» **Excerpts from an interface dataset**:
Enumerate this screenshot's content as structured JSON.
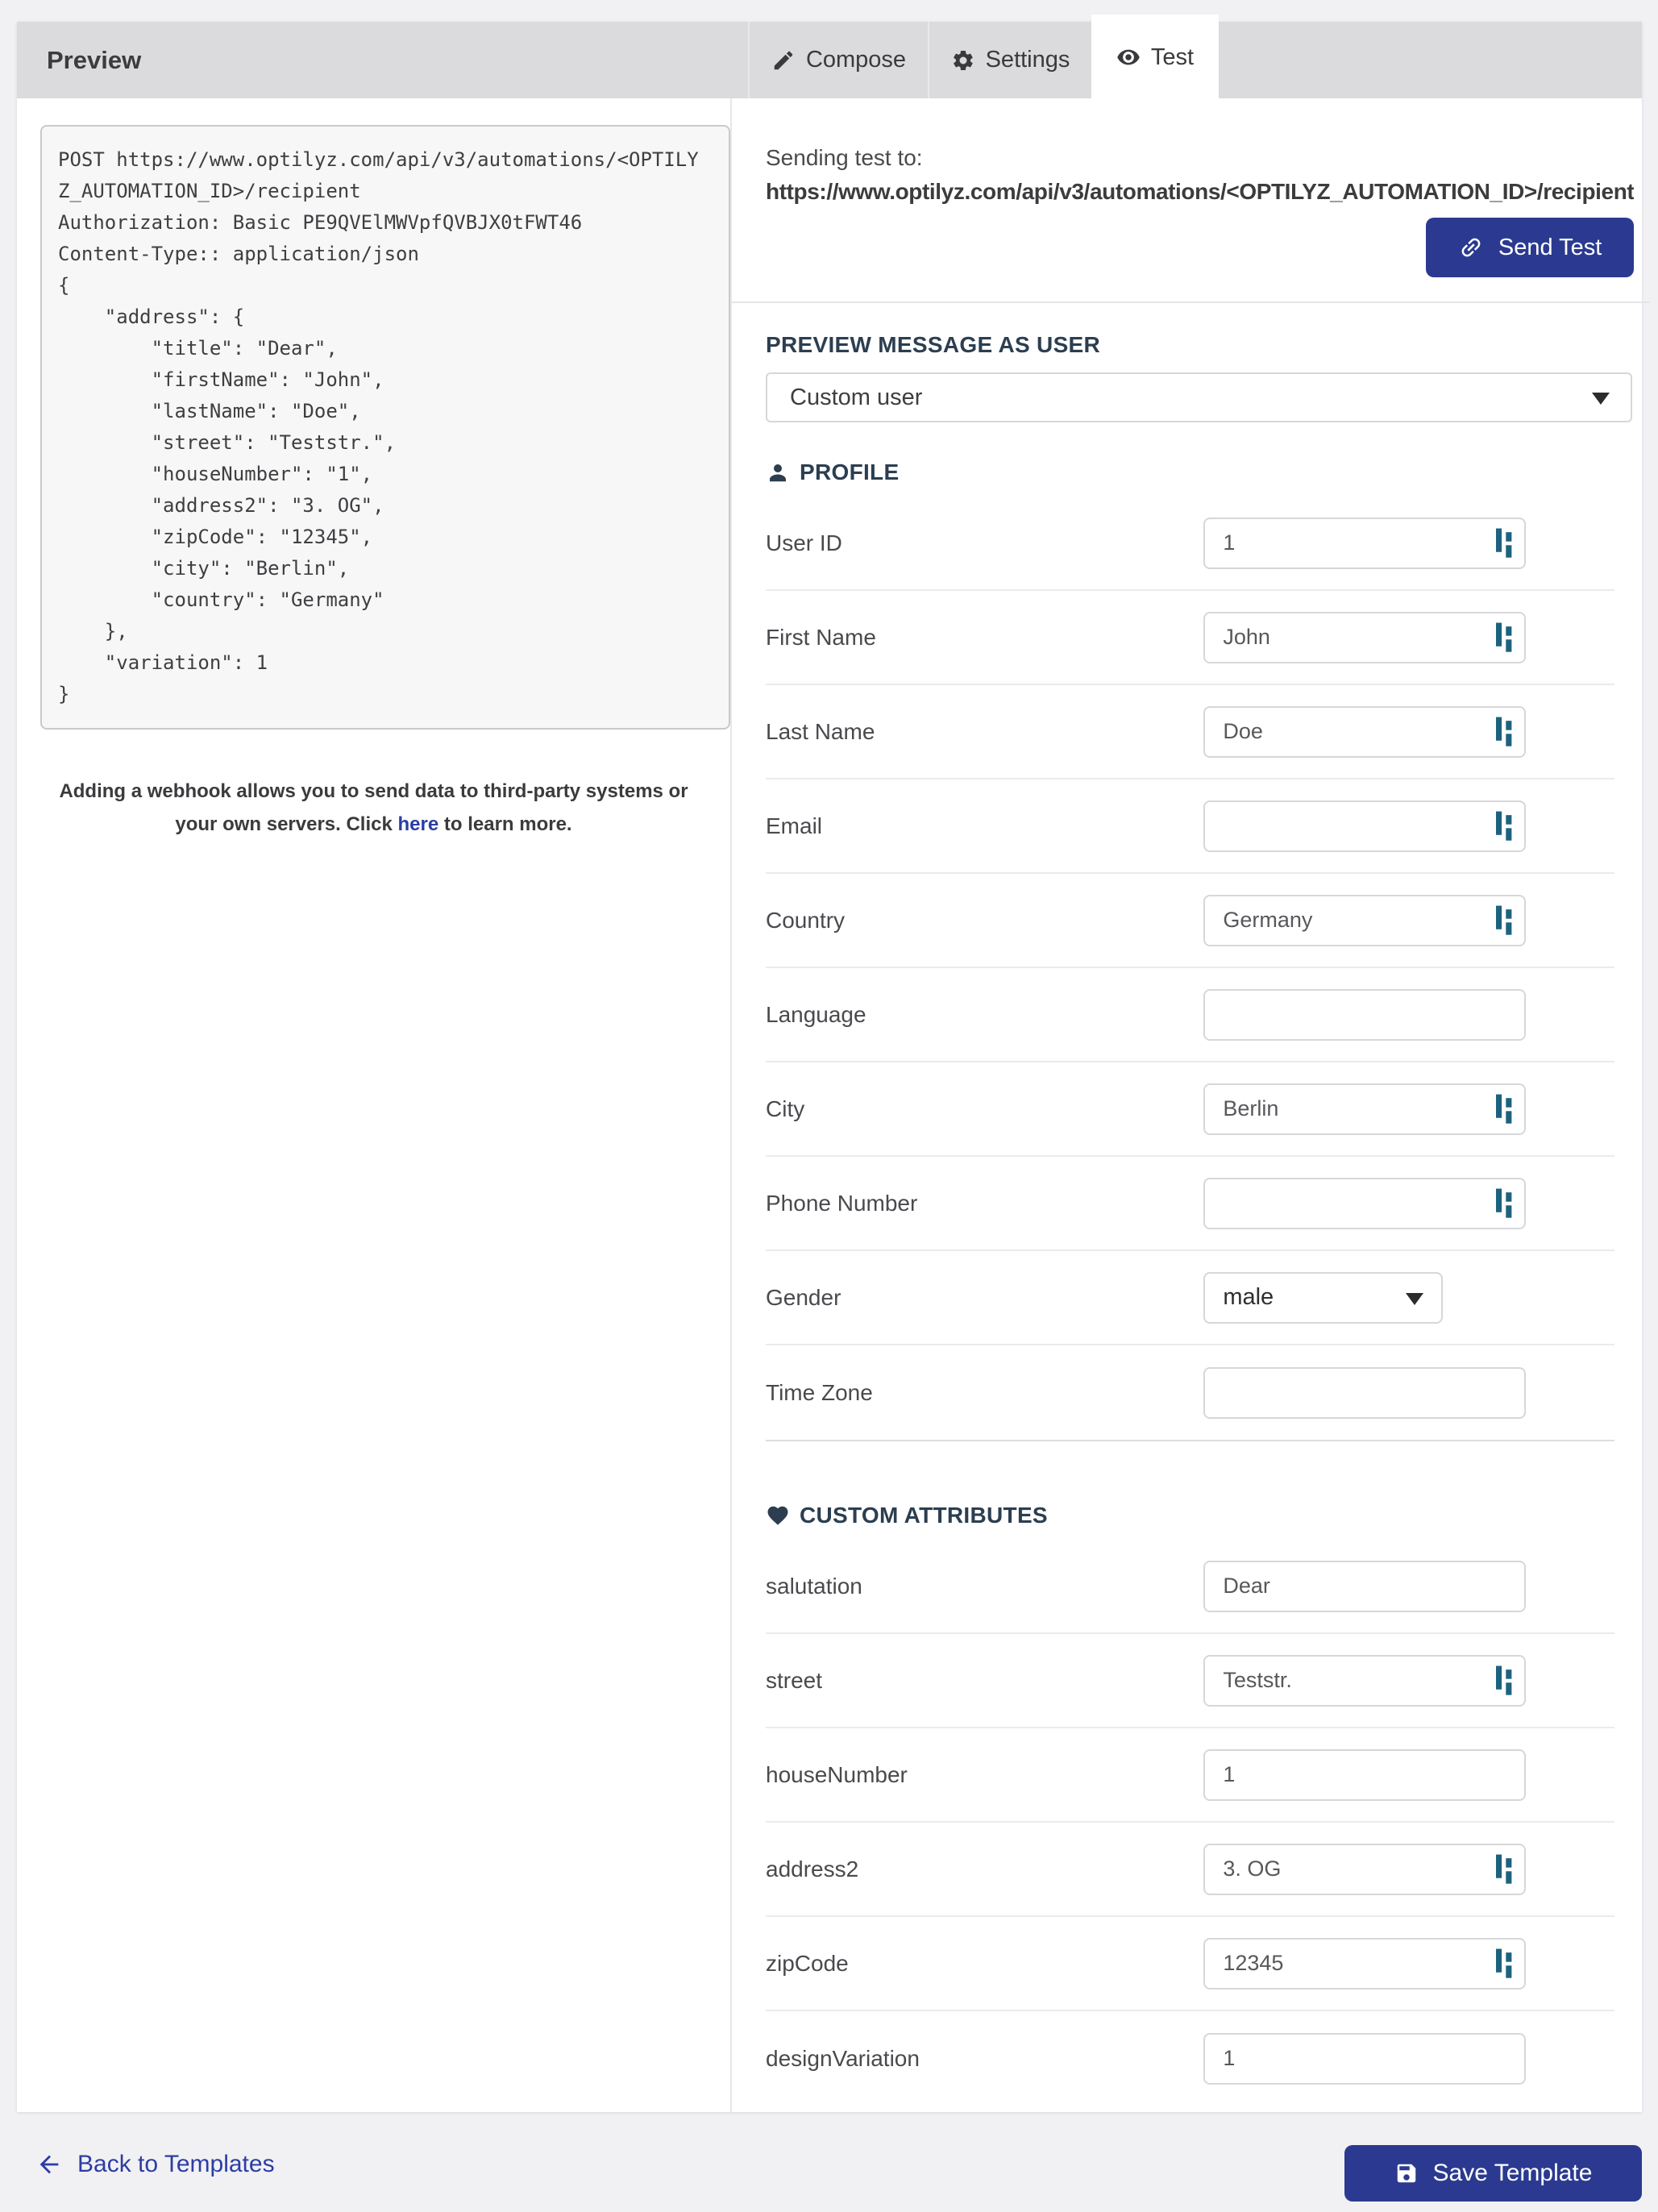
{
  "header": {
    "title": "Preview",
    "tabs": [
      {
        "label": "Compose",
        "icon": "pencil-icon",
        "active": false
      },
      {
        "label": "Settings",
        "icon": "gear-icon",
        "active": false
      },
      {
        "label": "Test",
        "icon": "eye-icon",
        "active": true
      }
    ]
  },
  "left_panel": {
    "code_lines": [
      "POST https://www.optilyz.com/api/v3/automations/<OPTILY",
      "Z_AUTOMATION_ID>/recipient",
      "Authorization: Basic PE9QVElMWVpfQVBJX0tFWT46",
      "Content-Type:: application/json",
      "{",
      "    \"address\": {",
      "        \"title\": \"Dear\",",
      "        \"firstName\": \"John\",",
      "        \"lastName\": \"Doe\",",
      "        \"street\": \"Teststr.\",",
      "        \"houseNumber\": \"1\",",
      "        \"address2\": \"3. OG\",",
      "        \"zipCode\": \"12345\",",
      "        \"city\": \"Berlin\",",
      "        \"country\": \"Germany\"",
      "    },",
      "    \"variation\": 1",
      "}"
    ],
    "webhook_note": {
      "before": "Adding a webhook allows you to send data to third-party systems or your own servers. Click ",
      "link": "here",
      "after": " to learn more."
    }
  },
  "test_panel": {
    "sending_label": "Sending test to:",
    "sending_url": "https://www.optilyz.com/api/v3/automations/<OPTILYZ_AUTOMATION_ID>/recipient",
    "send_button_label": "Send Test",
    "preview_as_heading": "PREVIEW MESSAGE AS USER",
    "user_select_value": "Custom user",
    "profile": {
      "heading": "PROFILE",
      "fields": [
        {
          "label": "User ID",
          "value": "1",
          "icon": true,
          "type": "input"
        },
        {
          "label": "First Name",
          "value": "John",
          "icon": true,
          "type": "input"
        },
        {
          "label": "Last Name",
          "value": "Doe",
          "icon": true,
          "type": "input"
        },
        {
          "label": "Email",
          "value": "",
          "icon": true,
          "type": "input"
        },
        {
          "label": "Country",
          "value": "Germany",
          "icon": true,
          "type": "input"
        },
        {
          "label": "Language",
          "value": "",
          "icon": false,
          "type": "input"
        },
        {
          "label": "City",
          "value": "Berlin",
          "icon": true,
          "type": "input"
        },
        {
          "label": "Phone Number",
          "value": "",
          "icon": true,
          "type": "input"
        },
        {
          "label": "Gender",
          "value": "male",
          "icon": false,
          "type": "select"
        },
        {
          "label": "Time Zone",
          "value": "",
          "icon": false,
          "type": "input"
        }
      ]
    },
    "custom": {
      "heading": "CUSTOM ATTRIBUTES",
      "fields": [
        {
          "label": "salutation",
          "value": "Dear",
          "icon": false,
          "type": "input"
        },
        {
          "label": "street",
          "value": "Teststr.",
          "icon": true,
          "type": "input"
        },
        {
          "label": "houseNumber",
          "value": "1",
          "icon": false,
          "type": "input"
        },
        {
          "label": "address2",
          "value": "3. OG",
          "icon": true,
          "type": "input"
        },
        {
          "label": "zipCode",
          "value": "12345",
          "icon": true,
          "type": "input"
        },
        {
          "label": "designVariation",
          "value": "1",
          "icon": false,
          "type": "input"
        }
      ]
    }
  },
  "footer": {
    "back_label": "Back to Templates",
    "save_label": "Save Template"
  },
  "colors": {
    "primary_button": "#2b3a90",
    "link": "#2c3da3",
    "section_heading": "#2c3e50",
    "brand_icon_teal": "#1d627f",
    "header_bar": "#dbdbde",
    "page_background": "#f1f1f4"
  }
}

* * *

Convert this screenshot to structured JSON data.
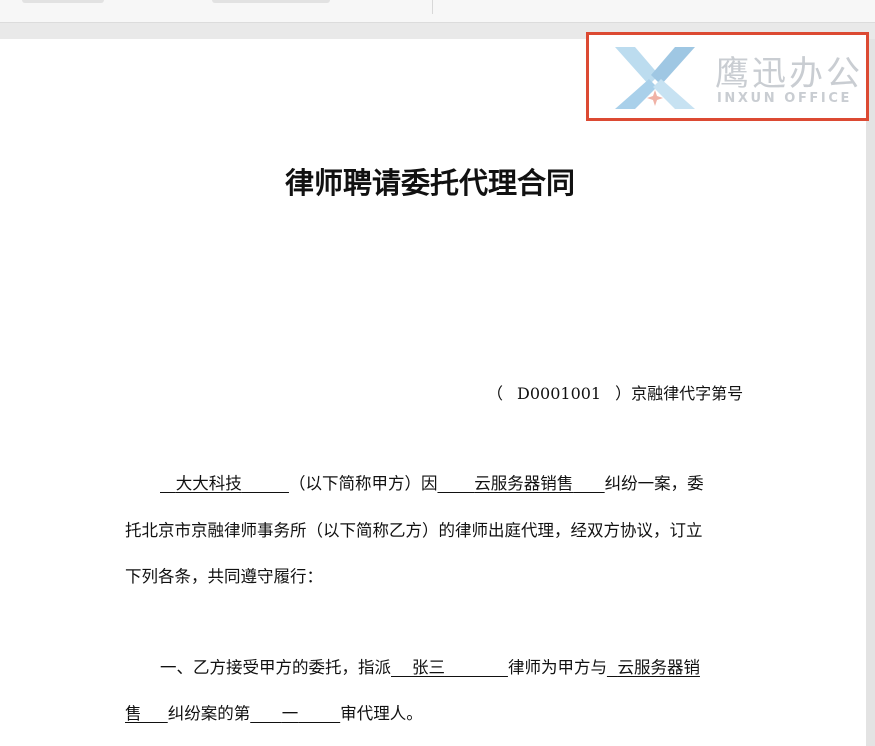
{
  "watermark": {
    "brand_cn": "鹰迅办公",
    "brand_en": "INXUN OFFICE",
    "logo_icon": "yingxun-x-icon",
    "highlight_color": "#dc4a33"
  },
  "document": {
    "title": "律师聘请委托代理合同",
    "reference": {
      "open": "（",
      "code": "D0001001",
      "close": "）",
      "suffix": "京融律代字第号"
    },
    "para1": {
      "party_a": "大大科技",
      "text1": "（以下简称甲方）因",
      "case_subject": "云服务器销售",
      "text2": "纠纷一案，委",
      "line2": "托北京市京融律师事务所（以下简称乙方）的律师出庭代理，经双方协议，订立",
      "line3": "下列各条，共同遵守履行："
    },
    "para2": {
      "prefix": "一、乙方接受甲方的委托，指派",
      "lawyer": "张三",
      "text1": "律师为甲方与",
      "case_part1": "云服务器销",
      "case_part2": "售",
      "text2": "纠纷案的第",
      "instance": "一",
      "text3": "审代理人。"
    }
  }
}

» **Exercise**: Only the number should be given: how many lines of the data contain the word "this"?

» **Result of the exercise**: 2